It's not surprising that most blockbuster movies fall into the PG-13 category. This may come as a shock but producers get nervous when throwing around hundreds of millions of dollars, and when the potential return is in the billions. The results can't really be argued with, either. Look at Marvel, which has kept its content inoffensive and mostly family-friendly. We've grown so accustomed to it that any variation from the formula, like 20th Century Fox's R-Rated Deadpool, appeals to everyone because it's not the same old thing.
But even with that level of success, Fox executives were concerned the harder edge and adult-skewing material being pushed by Logan would be too much. Fox chairman Stacy Snider had this to say about it a recent Q&A...
“Inside, there was real consternation about the intensity of the tone of the film. It’s more of an elegy about life and death. The paradigm for it was a Western, and my colleagues were up in arms. It’s not a wise-cracking cigar-chomping mutton-sporting Wolverine, and the debate internally became, isn’t that freakin’ boring? Isn’t it exciting to imagine Wolverine as a real guy and he’s world-weary and he doesn’t want to fight anymore until a little girl needs him?”

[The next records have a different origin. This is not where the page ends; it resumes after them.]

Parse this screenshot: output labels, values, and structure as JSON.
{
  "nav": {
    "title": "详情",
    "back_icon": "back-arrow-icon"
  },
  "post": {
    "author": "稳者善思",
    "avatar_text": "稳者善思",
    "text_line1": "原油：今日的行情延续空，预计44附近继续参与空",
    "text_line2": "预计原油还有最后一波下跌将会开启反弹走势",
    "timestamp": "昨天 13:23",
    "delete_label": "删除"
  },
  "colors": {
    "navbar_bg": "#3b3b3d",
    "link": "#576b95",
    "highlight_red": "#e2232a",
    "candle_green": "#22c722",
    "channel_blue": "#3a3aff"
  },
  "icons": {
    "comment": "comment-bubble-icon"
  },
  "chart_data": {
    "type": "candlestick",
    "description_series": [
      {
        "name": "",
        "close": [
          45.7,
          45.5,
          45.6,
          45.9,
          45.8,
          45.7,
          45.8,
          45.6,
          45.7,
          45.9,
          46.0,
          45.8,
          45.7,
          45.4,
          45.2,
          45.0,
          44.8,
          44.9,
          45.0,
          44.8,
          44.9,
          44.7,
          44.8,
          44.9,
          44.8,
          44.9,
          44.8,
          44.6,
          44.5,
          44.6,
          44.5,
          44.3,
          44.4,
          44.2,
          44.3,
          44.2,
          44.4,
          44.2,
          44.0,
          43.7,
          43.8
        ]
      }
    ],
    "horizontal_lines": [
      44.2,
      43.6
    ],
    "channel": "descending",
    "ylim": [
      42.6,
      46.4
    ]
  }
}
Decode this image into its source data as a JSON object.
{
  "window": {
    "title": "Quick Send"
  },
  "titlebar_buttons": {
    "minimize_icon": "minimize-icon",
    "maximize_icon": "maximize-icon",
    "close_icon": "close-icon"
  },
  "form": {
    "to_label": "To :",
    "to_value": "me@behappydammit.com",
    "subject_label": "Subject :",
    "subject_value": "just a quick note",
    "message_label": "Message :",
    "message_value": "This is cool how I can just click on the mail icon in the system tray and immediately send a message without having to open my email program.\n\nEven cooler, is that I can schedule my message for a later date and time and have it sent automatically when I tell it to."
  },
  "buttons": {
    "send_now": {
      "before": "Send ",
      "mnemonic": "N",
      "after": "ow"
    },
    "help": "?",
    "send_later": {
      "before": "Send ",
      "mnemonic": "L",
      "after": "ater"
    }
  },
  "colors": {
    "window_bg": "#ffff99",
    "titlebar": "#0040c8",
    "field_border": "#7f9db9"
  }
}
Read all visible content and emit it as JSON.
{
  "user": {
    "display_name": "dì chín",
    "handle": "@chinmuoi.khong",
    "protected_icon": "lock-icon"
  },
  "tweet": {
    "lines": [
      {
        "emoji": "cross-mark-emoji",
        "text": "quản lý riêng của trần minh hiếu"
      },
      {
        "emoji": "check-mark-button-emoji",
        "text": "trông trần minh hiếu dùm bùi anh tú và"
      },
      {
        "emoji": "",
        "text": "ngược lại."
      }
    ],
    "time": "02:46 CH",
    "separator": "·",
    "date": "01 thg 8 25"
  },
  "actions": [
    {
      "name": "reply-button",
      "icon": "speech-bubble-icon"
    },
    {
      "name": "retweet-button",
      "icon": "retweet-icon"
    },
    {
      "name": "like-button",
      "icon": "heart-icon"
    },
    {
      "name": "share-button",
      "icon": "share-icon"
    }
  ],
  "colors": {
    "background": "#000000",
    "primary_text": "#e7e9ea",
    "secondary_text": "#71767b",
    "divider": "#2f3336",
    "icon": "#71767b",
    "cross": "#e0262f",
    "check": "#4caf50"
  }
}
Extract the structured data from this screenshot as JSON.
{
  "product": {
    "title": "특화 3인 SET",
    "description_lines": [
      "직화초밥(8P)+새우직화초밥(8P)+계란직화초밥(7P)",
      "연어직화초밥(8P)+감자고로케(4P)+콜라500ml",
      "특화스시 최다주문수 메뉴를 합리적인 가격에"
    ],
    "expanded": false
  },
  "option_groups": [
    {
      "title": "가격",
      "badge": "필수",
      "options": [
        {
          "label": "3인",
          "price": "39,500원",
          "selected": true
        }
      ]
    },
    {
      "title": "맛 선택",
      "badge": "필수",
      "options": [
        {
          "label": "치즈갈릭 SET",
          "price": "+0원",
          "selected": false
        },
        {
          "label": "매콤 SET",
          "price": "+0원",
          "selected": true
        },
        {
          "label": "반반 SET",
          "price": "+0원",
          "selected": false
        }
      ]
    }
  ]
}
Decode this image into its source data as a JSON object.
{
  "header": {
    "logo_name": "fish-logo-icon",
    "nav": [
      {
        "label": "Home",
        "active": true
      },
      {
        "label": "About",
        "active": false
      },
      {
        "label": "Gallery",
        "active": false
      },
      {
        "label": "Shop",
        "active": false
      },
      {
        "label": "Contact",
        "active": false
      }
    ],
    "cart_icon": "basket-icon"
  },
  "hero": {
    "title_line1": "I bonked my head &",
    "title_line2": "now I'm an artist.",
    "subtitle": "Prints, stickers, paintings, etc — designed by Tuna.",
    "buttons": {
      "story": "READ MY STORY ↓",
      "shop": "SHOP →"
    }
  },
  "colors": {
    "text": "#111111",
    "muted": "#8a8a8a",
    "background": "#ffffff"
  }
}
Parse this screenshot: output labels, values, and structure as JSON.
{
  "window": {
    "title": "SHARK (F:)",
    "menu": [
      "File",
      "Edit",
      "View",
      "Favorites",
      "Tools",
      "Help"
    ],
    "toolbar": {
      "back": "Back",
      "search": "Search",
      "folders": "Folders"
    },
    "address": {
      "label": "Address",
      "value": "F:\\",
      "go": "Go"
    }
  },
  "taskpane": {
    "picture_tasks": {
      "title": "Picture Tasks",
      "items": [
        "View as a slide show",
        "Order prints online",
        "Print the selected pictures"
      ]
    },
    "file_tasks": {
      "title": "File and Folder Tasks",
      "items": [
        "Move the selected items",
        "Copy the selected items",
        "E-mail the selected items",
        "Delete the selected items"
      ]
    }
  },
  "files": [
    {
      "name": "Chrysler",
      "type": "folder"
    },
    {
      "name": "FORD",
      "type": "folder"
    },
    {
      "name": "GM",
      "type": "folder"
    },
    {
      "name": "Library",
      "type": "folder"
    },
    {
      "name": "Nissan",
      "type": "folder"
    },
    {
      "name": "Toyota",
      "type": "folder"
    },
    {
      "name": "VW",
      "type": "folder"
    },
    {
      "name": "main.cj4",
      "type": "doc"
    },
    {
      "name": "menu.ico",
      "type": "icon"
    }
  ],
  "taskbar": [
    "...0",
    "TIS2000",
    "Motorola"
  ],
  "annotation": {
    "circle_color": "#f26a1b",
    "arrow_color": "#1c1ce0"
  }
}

Fox deserves credit for going this route, especially after the critical and commercial failure of X-Men: Apocalypse. The easy answer would have been to stick to the routine, even though the routine just bombed. Logan opens on March 3rd and we'll see if the payoff was worth it. [Variety]